To connect through the figure of the USIS in staging our political and media historical research requires collaboration. Collaboration allows stray archival fragments to become visible and meaningful. The tour diary of a political officer illuminates exhibition practice; the photo opportunity in a popular film studio connects to diplomatic efforts. The visual image can tell us something about the political moment that's not available in the archive. Simultaneously, the political archive tells us something about media history that is not available in the image and media archive alone.
And, finally, when you encounter the USIS in archives in South Asia, it appears in a different guise than in the archives created by and for the USIS in North America. The USIS rarely appears in South Asian repositories as the main focus. The “archival grain”7 is different, too. On the margins of the archives in South Asia, the discovery of the USIS personnel and activities also sheds new light on the stories contained within American national repositories. This, then, is what we do when we share our snippets of material over the phone. A form of collaboration, triangulation, and comparison across disciplinary, archival, and thematic boundaries that helps to illuminate each.
Layli Uddin is a social and political historian of modern South Asia. Her research focuses on histories of the Left during the Cold War, Islamic Socialism, and social movements across India, Pakistan and Bangladesh. She is currently completing her first book project, Land of Eternal Eid, offering a subaltern account on the making of Bangladesh. Her article on subaltern joy appeared in Forms of the Left in Postcolonial South Asia: Aesthetics, Networks and Connected Histories (Bloomsbury, 2021) and a microhistory of industrial riots in East Pakistan in Modern Asian Studies (2021). She is Lecturer in Politics and International Relations of South Asia at Queen Mary University of London.
Lotte Hoek is a media anthropologist whose research is situated at the intersection of cultural anthropology and film studies. Her current research focuses on the art film and modes of non-theatrical exhibition as grounds for political contestation in Bangladesh since 1948. She is the author of Cut-Pieces: Celluloid Obscenity and Popular Cinema in Bangladesh (Columbia University Press, 2014) and co-editor of Forms of the Left in Postcolonial South Asia: Aesthetics, Networks and Connected Histories (Bloomsbury, 2021). She is Senior Lecturer in Social Anthropology at the University of Edinburgh.
Title Image: Atoms for Peace Barge Exhibition in Dhaka and Chittagong, Bangladesh (circa 1953) [NARA 306.5825]

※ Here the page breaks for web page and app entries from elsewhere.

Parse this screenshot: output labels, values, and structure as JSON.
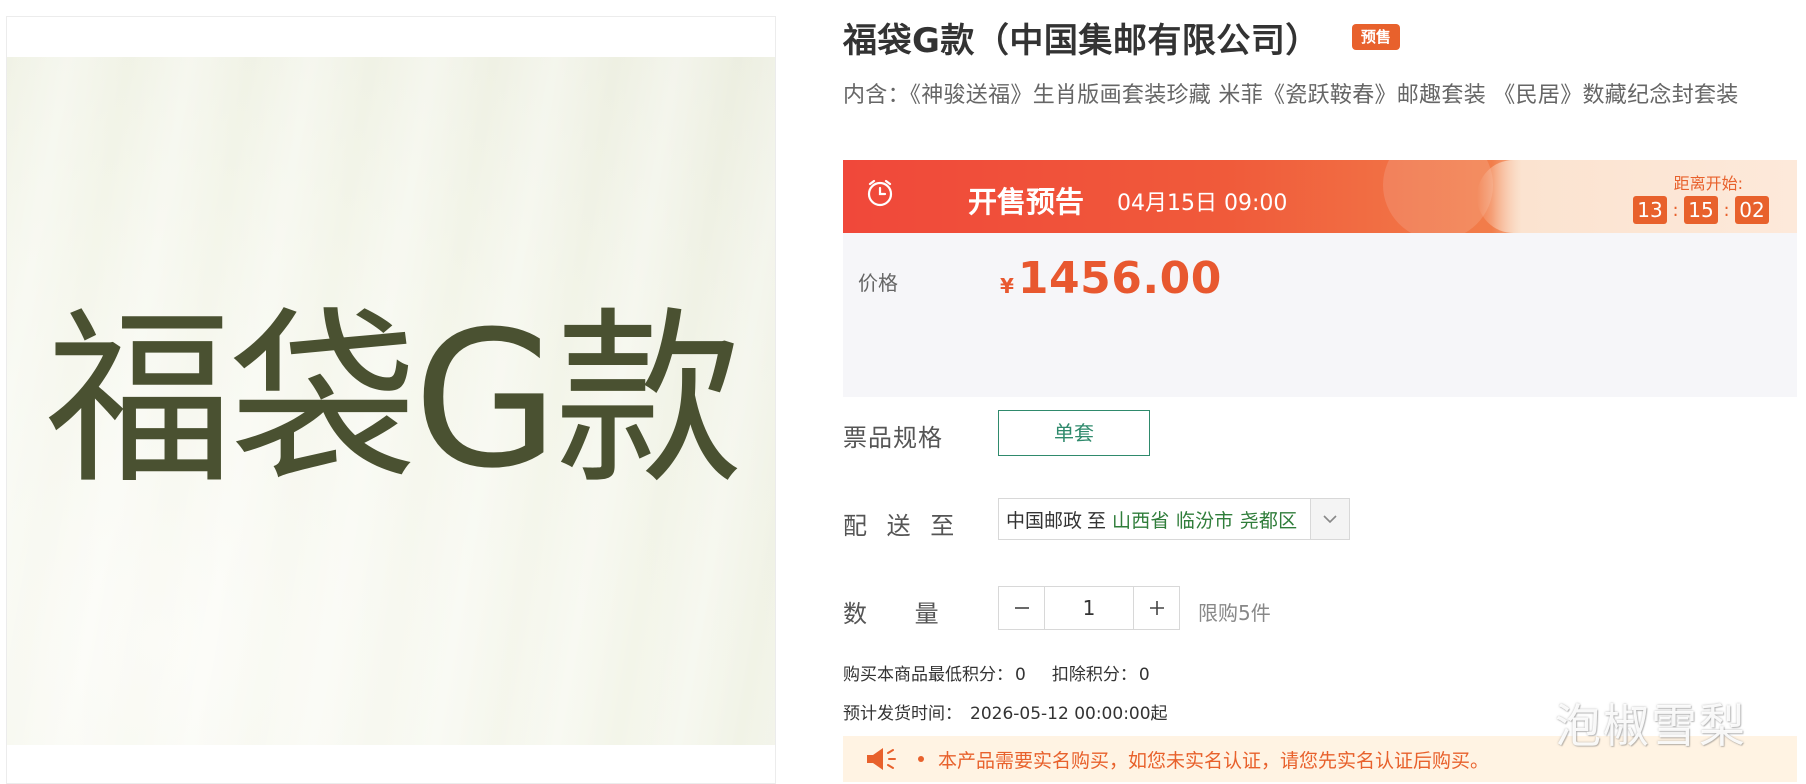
{
  "product_image": {
    "text": "福袋G款"
  },
  "product": {
    "title": "福袋G款（中国集邮有限公司）",
    "badge": "预售",
    "contents": "内含：《神骏送福》生肖版画套装珍藏 米菲《瓷跃鞍春》邮趣套装 《民居》数藏纪念封套装"
  },
  "presale_banner": {
    "icon": "alarm-clock-icon",
    "label": "开售预告",
    "start_time": "04月15日 09:00",
    "countdown_label": "距离开始:",
    "countdown": {
      "hours": "13",
      "minutes": "15",
      "seconds": "02",
      "separator": ":"
    }
  },
  "price": {
    "label": "价格",
    "currency": "¥",
    "value": "1456.00"
  },
  "spec": {
    "label": "票品规格",
    "options": [
      "单套"
    ],
    "selected": "单套"
  },
  "shipping": {
    "label": "配 送 至",
    "carrier": "中国邮政",
    "to": "至",
    "region": "山西省 临汾市 尧都区"
  },
  "quantity": {
    "label": "数  量",
    "value": "1",
    "limit": "限购5件"
  },
  "points": {
    "min_label": "购买本商品最低积分：",
    "min_value": "0",
    "deduct_label": "扣除积分：",
    "deduct_value": "0"
  },
  "ship_date": {
    "label": "预计发货时间：",
    "value": "2026-05-12 00:00:00起"
  },
  "notice": {
    "icon": "megaphone-icon",
    "text": "本产品需要实名购买，如您未实名认证，请您先实名认证后购买。"
  },
  "watermark": "泡椒雪梨",
  "colors": {
    "accent": "#e8612c",
    "price": "#e8582f",
    "spec_border": "#2f8a6c",
    "region_text": "#2f7d3a",
    "image_text": "#4a5131"
  }
}
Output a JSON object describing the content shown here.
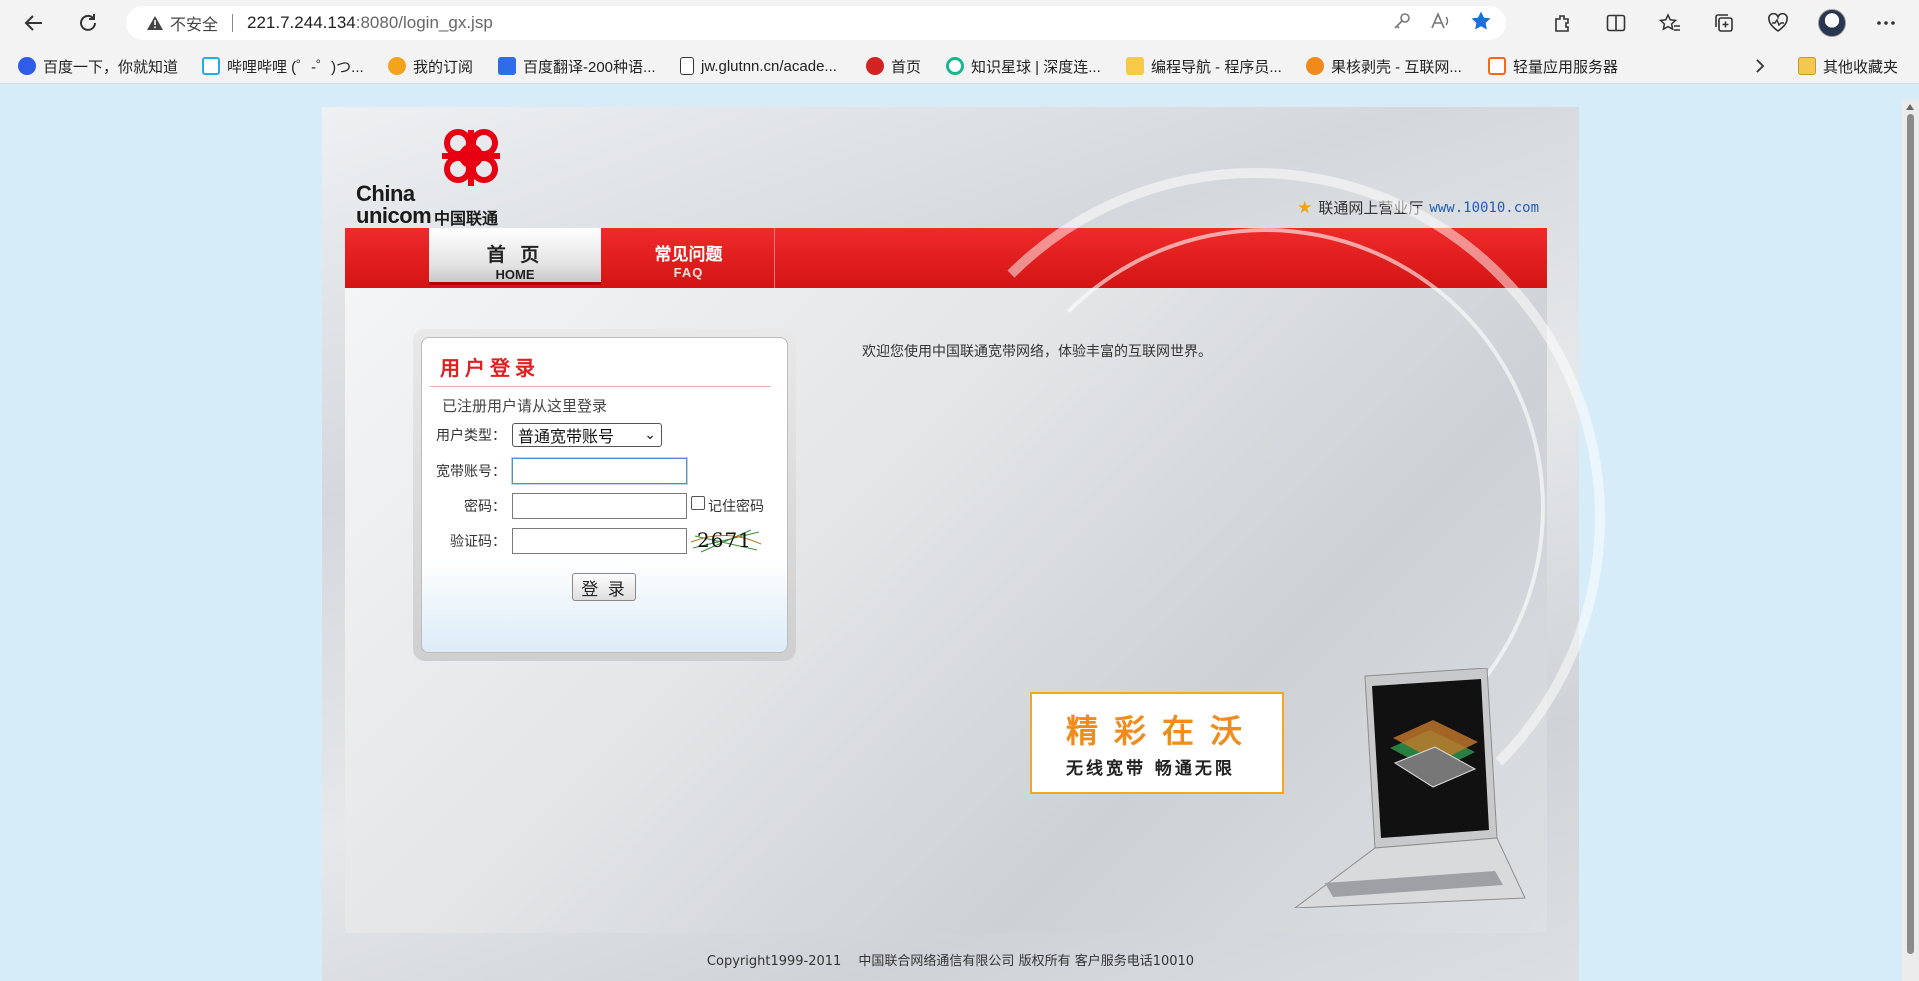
{
  "browser": {
    "address": {
      "insecure_label": "不安全",
      "url_host": "221.7.244.134",
      "url_rest": ":8080/login_gx.jsp"
    },
    "icons": [
      "back-icon",
      "refresh-icon",
      "warning-icon",
      "key-icon",
      "read-aloud-icon",
      "favorite-star-icon",
      "extensions-icon",
      "split-screen-icon",
      "favorites-icon",
      "collections-icon",
      "performance-icon",
      "profile-avatar",
      "more-icon"
    ],
    "bookmarks": [
      {
        "label": "百度一下，你就知道",
        "color": "#2f5ce8"
      },
      {
        "label": "哔哩哔哩 (゜-゜)つ...",
        "color": "#23ade5"
      },
      {
        "label": "我的订阅",
        "color": "#f4a41c"
      },
      {
        "label": "百度翻译-200种语...",
        "color": "#2f6de8"
      },
      {
        "label": "jw.glutnn.cn/acade...",
        "color": "#ffffff"
      },
      {
        "label": "首页",
        "color": "#d22222"
      },
      {
        "label": "知识星球 | 深度连...",
        "color": "#17b890"
      },
      {
        "label": "编程导航 - 程序员...",
        "color": "#f7c948"
      },
      {
        "label": "果核剥壳 - 互联网...",
        "color": "#f08a1c"
      },
      {
        "label": "轻量应用服务器",
        "color": "#f06a1c"
      }
    ],
    "other_bookmarks": "其他收藏夹"
  },
  "page": {
    "logo": {
      "english": "China\nunicom",
      "chinese": "中国联通"
    },
    "top_link": {
      "label": "联通网上营业厅",
      "site": "www.10010.com"
    },
    "nav": {
      "home": {
        "cn": "首 页",
        "en": "HOME"
      },
      "faq": {
        "cn": "常见问题",
        "en": "FAQ"
      }
    },
    "login": {
      "title": "用户登录",
      "subtitle": "已注册用户请从这里登录",
      "user_type_label": "用户类型：",
      "user_type_value": "普通宽带账号",
      "account_label": "宽带账号：",
      "account_value": "",
      "password_label": "密码：",
      "password_value": "",
      "remember_label": "记住密码",
      "captcha_label": "验证码：",
      "captcha_value": "",
      "captcha_image_text": "2671",
      "submit_label": "登 录"
    },
    "welcome": "欢迎您使用中国联通宽带网络，体验丰富的互联网世界。",
    "ad": {
      "headline": "精彩在沃",
      "tagline": "无线宽带 畅通无限"
    },
    "footer": "Copyright1999-2011　 中国联合网络通信有限公司  版权所有   客户服务电话10010"
  },
  "colors": {
    "brand_red": "#e02020",
    "nav_red": "#d41414",
    "ad_orange": "#f08c1c",
    "link_blue": "#1f5fb8",
    "page_bg": "#d6ecf8"
  }
}
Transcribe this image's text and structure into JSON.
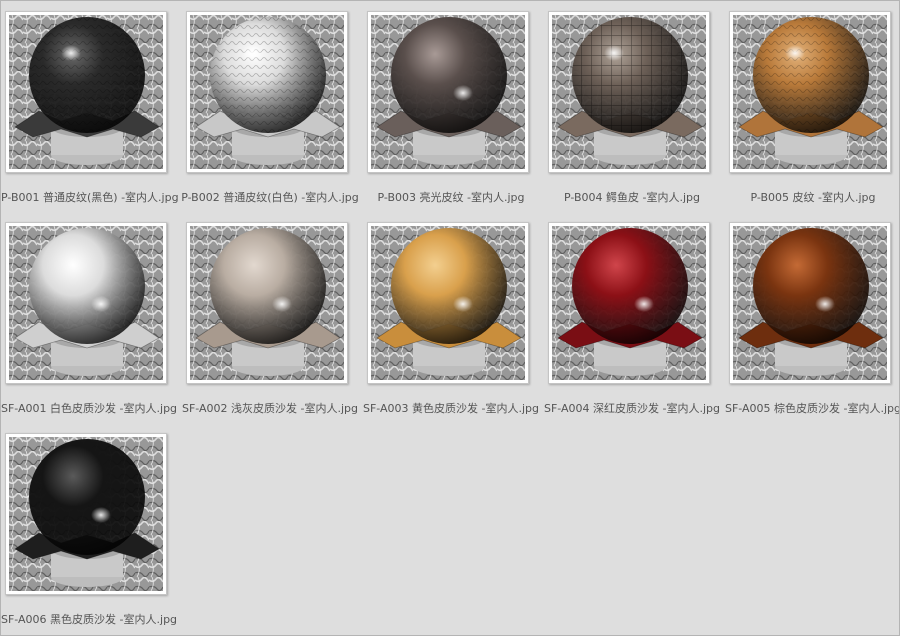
{
  "files": [
    {
      "name": "P-B001 普通皮纹(黑色) -室内人.jpg",
      "color": "#2a2a2a",
      "highlight": "#6a6a6a",
      "plate": "#3a3a3a",
      "texture": "leather"
    },
    {
      "name": "P-B002 普通皮纹(白色) -室内人.jpg",
      "color": "#dcdcdc",
      "highlight": "#ffffff",
      "plate": "#c8c8c8",
      "texture": "leather"
    },
    {
      "name": "P-B003 亮光皮纹 -室内人.jpg",
      "color": "#5a4f4c",
      "highlight": "#a89a96",
      "plate": "#6a5f5b",
      "texture": "smooth"
    },
    {
      "name": "P-B004 鳄鱼皮 -室内人.jpg",
      "color": "#6e6158",
      "highlight": "#b0a499",
      "plate": "#7a6a5f",
      "texture": "croc"
    },
    {
      "name": "P-B005 皮纹 -室内人.jpg",
      "color": "#b97a3a",
      "highlight": "#e3b27a",
      "plate": "#b0743a",
      "texture": "leather"
    },
    {
      "name": "SF-A001 白色皮质沙发 -室内人.jpg",
      "color": "#dcdcdc",
      "highlight": "#ffffff",
      "plate": "#cfcfcf",
      "texture": "smooth"
    },
    {
      "name": "SF-A002 浅灰皮质沙发 -室内人.jpg",
      "color": "#b9ada2",
      "highlight": "#e2d8cf",
      "plate": "#a89a8e",
      "texture": "smooth"
    },
    {
      "name": "SF-A003 黄色皮质沙发 -室内人.jpg",
      "color": "#d9a04c",
      "highlight": "#f3cf8f",
      "plate": "#c98e3c",
      "texture": "smooth"
    },
    {
      "name": "SF-A004 深红皮质沙发 -室内人.jpg",
      "color": "#8c1016",
      "highlight": "#d0454b",
      "plate": "#7a0e14",
      "texture": "smooth"
    },
    {
      "name": "SF-A005 棕色皮质沙发 -室内人.jpg",
      "color": "#7a3410",
      "highlight": "#c46a35",
      "plate": "#6e2e0e",
      "texture": "smooth"
    },
    {
      "name": "SF-A006 黑色皮质沙发 -室内人.jpg",
      "color": "#151515",
      "highlight": "#5a5a5a",
      "plate": "#1e1e1e",
      "texture": "smooth"
    }
  ]
}
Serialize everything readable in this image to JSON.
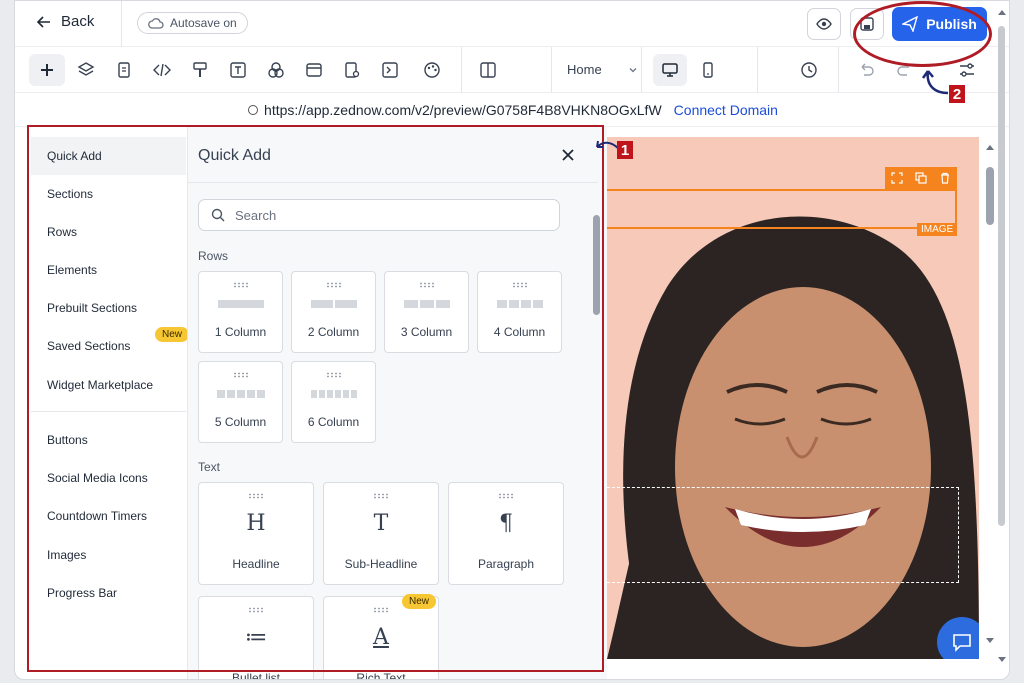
{
  "header": {
    "back_label": "Back",
    "autosave_label": "Autosave on",
    "publish_label": "Publish"
  },
  "toolbar": {
    "page_select": "Home",
    "tools": [
      "add-icon",
      "layers-icon",
      "page-icon",
      "code-icon",
      "paint-icon",
      "text-icon",
      "shapes-icon",
      "layout-icon",
      "form-icon",
      "terminal-icon",
      "palette-icon",
      "columns-icon"
    ]
  },
  "urlbar": {
    "url": "https://app.zednow.com/v2/preview/G0758F4B8VHKN8OGxLfW",
    "connect_label": "Connect Domain"
  },
  "leftnav": {
    "items": [
      {
        "label": "Quick Add"
      },
      {
        "label": "Sections"
      },
      {
        "label": "Rows"
      },
      {
        "label": "Elements"
      },
      {
        "label": "Prebuilt Sections"
      },
      {
        "label": "Saved Sections"
      },
      {
        "label": "Widget Marketplace"
      },
      {
        "label": "Buttons"
      },
      {
        "label": "Social Media Icons"
      },
      {
        "label": "Countdown Timers"
      },
      {
        "label": "Images"
      },
      {
        "label": "Progress Bar"
      }
    ],
    "new_badge": "New"
  },
  "panel": {
    "title": "Quick Add",
    "search_placeholder": "Search",
    "rows_label": "Rows",
    "rows": [
      {
        "label": "1 Column",
        "cols": 1
      },
      {
        "label": "2 Column",
        "cols": 2
      },
      {
        "label": "3 Column",
        "cols": 3
      },
      {
        "label": "4 Column",
        "cols": 4
      },
      {
        "label": "5 Column",
        "cols": 5
      },
      {
        "label": "6 Column",
        "cols": 6
      }
    ],
    "text_label": "Text",
    "text_items": [
      {
        "label": "Headline",
        "glyph": "H"
      },
      {
        "label": "Sub-Headline",
        "glyph": "T"
      },
      {
        "label": "Paragraph",
        "glyph": "¶"
      },
      {
        "label": "Bullet list",
        "glyph": "≔"
      },
      {
        "label": "Rich Text",
        "glyph": "A"
      }
    ],
    "text_new_badge": "New"
  },
  "canvas": {
    "image_tag": "IMAGE"
  },
  "annotations": {
    "one": "1",
    "two": "2"
  },
  "colors": {
    "accent": "#2563eb",
    "annotation": "#b01c25",
    "selection": "#f5841f",
    "photo_bg": "#f7c9b9",
    "new_badge": "#f6c633"
  }
}
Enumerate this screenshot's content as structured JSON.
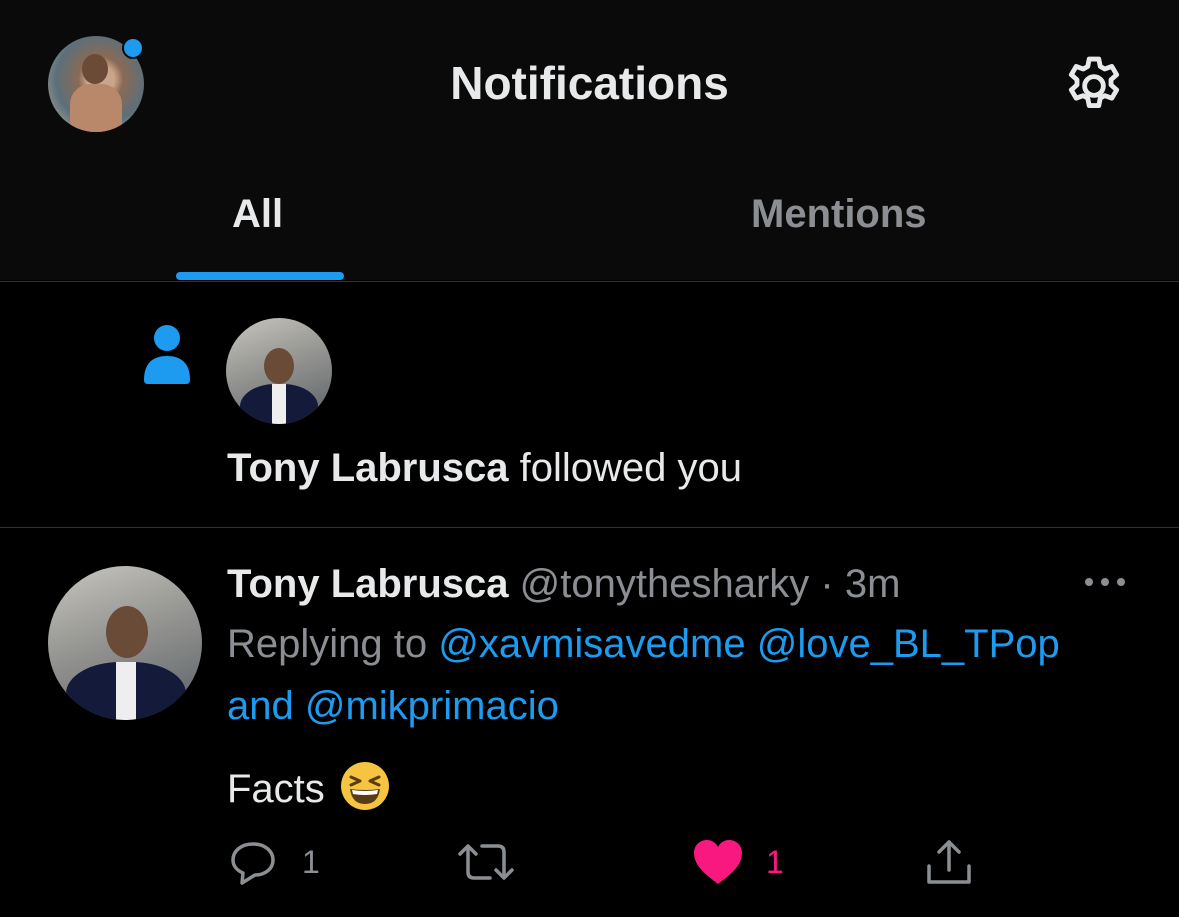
{
  "header": {
    "title": "Notifications"
  },
  "tabs": [
    {
      "label": "All",
      "active": true
    },
    {
      "label": "Mentions",
      "active": false
    }
  ],
  "colors": {
    "accent": "#1d9bf0",
    "like": "#f91880",
    "background": "#000000"
  },
  "follow_notification": {
    "icon": "person-icon",
    "user_name": "Tony Labrusca",
    "action_text": " followed you"
  },
  "tweet": {
    "user_name": "Tony Labrusca",
    "handle": "@tonythesharky",
    "separator": " · ",
    "time": "3m",
    "replying_prefix": "Replying to ",
    "mention_1": "@xavmisavedme",
    "mention_2": "@love_BL_TPop",
    "and_text": "and ",
    "mention_3": "@mikprimacio",
    "text": "Facts",
    "emoji": "grinning-squinting-face-emoji",
    "reply_count": "1",
    "retweet_count": "",
    "like_count": "1"
  }
}
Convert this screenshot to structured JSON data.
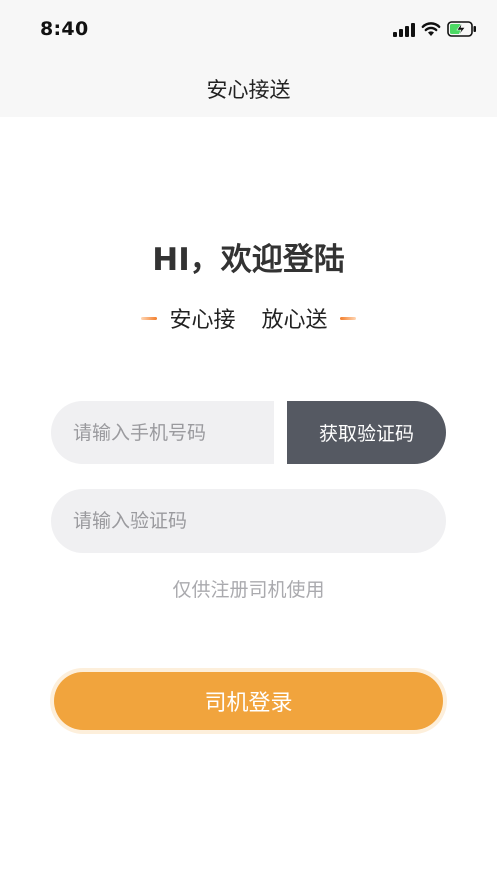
{
  "status_bar": {
    "time": "8:40",
    "icons": [
      "cellular-signal-icon",
      "wifi-icon",
      "battery-charging-icon"
    ],
    "battery_color": "#4cd964"
  },
  "nav": {
    "title": "安心接送"
  },
  "welcome": {
    "heading": "HI，欢迎登陆",
    "slogan_left": "安心接",
    "slogan_right": "放心送"
  },
  "form": {
    "phone_placeholder": "请输入手机号码",
    "phone_value": "",
    "get_code_label": "获取验证码",
    "code_placeholder": "请输入验证码",
    "code_value": "",
    "note": "仅供注册司机使用",
    "login_label": "司机登录"
  },
  "colors": {
    "accent": "#f1a43d",
    "code_button": "#555962",
    "slogan_dash": "#f37e2b"
  }
}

On the Margins of the USIS Archive in South Asia: Histories of Media and Politics © 2022 by Layli Uddin and Lotte Hoek is licensed under CC BY 4.0.
The Journal of e-Media Studies is published by the Dartmouth Library.